Lexus announced in late 2021 that it was working on the spiritual successor to the LFA. Its arrival is still a few years away, but a recent trademark filing suggests the luxury brand could be solidifying its plans for the model. Toyota Motor Corporation filed a new trademark application for the “LFA” word mark in August with the US Patent and Trademark Office.
It’s far too early to know with certainty what Lexus will call its new supercar. When the automaker teased it nearly two years ago, it called it the Lexus Electrified Sport, which isn’t an exciting name. LFA seems like a better fit, but the recent filing could also be a move from Toyota to protect its intellectual property. Lexus may never use the name again.
Gallery: Lexus electric hypercar teasers
Regardless of the badge and name, Lexus did provide some preliminary specs about the battery-electric vehicle that will be slathered in “the secret sauce” derived from the development of the LFA. The successor will go from 0 to 62 miles per hour in the low two-second range while offering a maximum driving distance of over 435 miles. It’ll feature steer-by-wire, torque vectoring, and carbon fibre.
Lexus will engineer the car to accommodate solid-state batteries, but Toyota won’t begin installing them in vehicles until 2025. And they’ll initially go in a hybrid, not a BEV. The automaker also didn’t specify the EV’s powertrain configuration, leaving an open question about whether it’ll have a single- or dual-motor setup with either rear- or all-wheel drive.
While Lexus will make the replacement LFA electric, it will keep one aspect of the combustion world – the manual transmission. Lexus could simulate the manual gearbox experience with software. The company will use carbon fibre as needed, and using in-house designed batteries gives engineers freedom in where to place them in the vehicle.
Rumours leading up to the reveal of the 2021 concept suggested the LFA replacement could pack a 937-horsepower plug-in hybrid V8 engine. That hasn’t materialised, but the automaker is working on a combustion-powered, road-legal version of the Toyota GR GT3 concept that will likely wear the Lexus badge. It was recently spotted testing at the race track.

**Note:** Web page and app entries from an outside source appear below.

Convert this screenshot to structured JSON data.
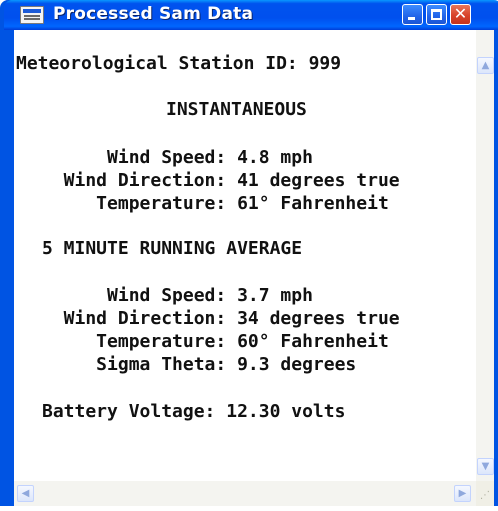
{
  "window": {
    "title": "Processed Sam Data",
    "title_color": "#ffffff",
    "titlebar_color": "#0054e3"
  },
  "icons": {
    "app": "app-window-icon",
    "minimize": "minimize-icon",
    "maximize": "maximize-icon",
    "close": "close-icon",
    "scroll_up": "arrow-up-icon",
    "scroll_down": "arrow-down-icon",
    "scroll_left": "arrow-left-icon",
    "scroll_right": "arrow-right-icon",
    "resize_grip": "resize-grip-icon"
  },
  "report": {
    "station_line": "Meteorological Station ID: 999",
    "instantaneous": {
      "heading": "INSTANTANEOUS",
      "wind_speed": "      Wind Speed: 4.8 mph",
      "wind_direction": "  Wind Direction: 41 degrees true",
      "temperature": "     Temperature: 61° Fahrenheit"
    },
    "average": {
      "heading": "5 MINUTE RUNNING AVERAGE",
      "wind_speed": "      Wind Speed: 3.7 mph",
      "wind_direction": "  Wind Direction: 34 degrees true",
      "temperature": "     Temperature: 60° Fahrenheit",
      "sigma_theta": "     Sigma Theta: 9.3 degrees"
    },
    "battery_line": "Battery Voltage: 12.30 volts"
  }
}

That means two new performance vehicles are likely coming to the brand’s lineup that will need names, and LFR could be one of them. Lexus filed a trademark for that moniker in 2022, piquing our interest because of its similarities to LFA, but it was for Europe. Both defy the brand’s typical nomenclature, but we have no clear indication when they will go on sale.